> _Input records_
────────────────

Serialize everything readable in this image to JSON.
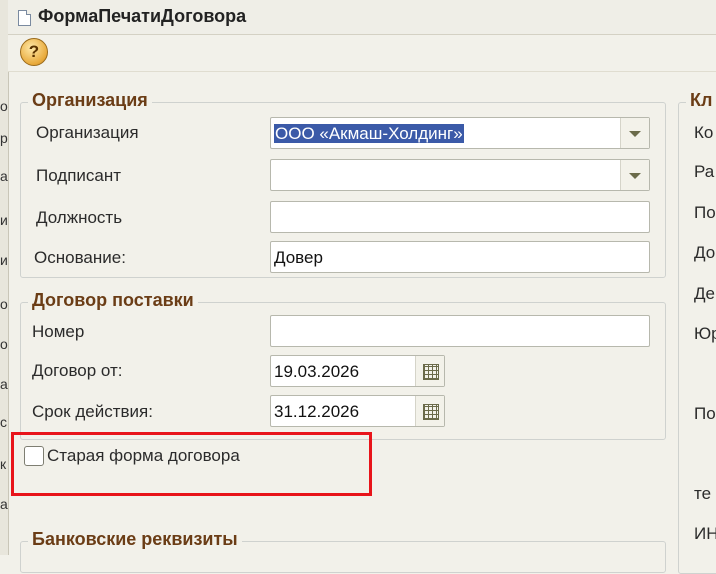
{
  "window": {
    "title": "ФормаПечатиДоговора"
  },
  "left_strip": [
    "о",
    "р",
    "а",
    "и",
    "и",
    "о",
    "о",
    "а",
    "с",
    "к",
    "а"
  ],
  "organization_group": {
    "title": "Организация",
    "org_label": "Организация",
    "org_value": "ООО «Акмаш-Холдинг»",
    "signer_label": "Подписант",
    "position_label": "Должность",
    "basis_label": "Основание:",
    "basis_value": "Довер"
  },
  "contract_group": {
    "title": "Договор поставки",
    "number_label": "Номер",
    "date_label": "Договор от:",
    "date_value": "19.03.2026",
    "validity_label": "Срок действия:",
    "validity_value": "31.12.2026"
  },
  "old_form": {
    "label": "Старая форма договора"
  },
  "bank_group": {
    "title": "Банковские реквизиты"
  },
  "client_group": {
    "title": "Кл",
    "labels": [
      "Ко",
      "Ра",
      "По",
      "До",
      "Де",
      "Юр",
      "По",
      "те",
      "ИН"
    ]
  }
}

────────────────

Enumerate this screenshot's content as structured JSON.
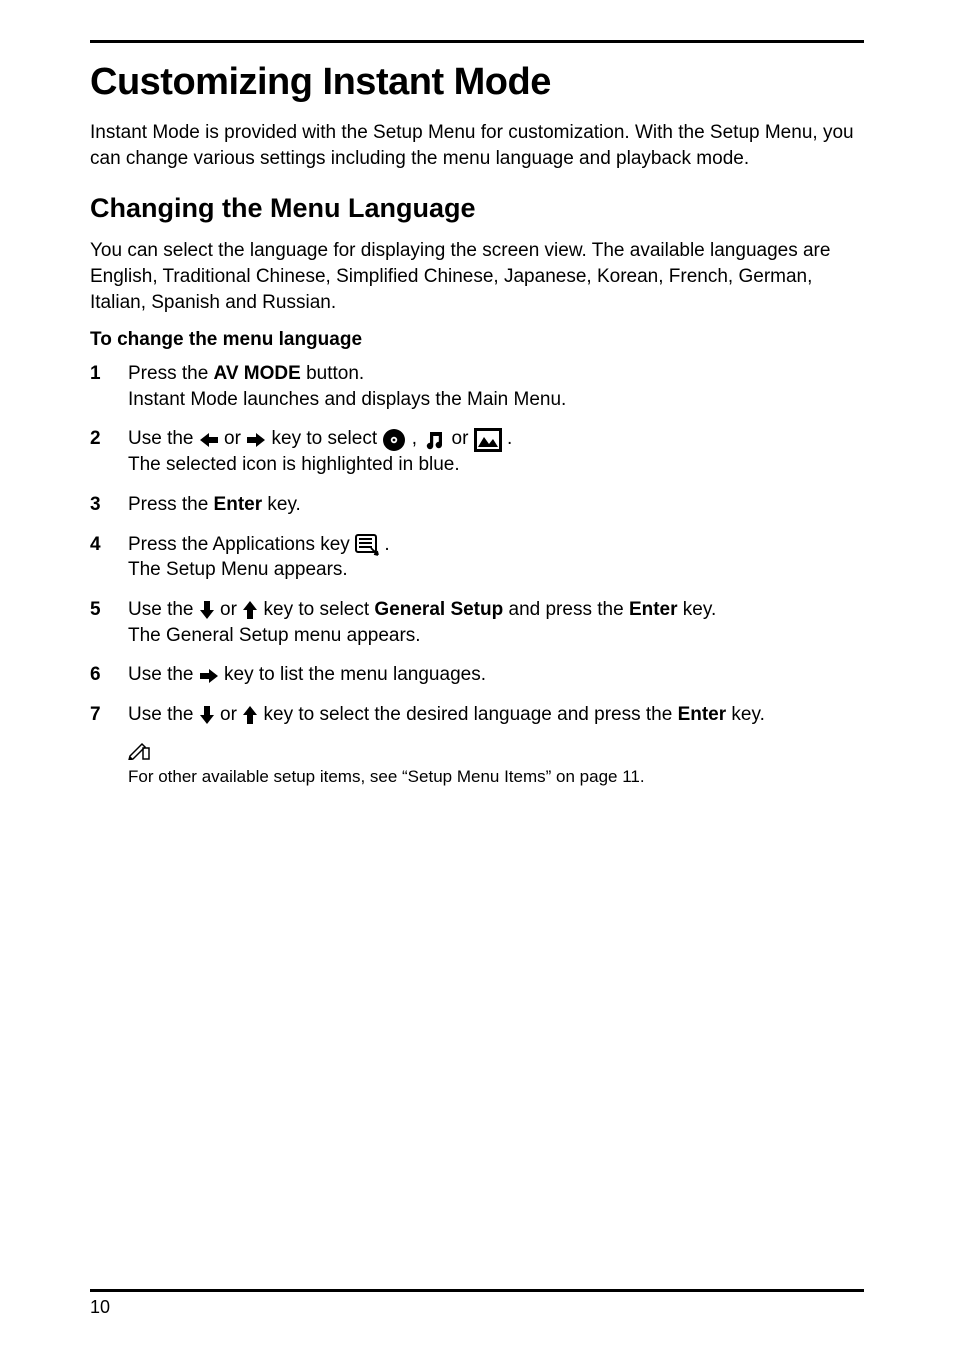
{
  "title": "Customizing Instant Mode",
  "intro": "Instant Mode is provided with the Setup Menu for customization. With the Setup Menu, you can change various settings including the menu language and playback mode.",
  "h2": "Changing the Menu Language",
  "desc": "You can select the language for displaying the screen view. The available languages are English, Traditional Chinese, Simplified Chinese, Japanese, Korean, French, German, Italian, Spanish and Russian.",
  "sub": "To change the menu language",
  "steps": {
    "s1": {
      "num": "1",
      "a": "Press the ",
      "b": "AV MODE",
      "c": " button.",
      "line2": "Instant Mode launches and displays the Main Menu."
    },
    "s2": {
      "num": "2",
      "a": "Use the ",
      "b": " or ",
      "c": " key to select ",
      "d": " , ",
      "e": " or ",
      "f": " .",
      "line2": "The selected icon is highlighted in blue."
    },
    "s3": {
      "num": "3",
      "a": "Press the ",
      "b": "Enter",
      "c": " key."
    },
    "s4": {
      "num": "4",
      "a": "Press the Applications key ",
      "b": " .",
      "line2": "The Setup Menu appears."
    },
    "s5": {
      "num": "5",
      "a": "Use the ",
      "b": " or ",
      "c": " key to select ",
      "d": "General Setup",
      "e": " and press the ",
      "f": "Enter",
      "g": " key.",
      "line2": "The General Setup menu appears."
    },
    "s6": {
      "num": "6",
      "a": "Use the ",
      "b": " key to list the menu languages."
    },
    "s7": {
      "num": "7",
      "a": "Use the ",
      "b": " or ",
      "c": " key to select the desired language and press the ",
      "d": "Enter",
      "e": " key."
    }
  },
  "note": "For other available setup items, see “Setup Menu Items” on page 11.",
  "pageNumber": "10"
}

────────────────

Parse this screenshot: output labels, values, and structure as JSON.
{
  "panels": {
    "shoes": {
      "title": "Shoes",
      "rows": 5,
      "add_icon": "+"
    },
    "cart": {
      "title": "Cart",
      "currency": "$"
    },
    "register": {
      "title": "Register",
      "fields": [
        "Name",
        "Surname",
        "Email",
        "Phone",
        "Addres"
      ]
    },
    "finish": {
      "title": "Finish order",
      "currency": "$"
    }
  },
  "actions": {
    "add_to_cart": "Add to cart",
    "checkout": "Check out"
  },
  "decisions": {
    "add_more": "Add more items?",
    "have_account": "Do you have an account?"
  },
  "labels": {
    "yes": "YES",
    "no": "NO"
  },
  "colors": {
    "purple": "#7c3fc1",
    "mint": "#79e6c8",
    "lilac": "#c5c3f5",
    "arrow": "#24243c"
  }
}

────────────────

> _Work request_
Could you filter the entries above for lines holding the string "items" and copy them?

> _Written response_
  "note": "For other available setup items, see “Setup Menu Items” on page 11.",
    "add_more": "Add more items?",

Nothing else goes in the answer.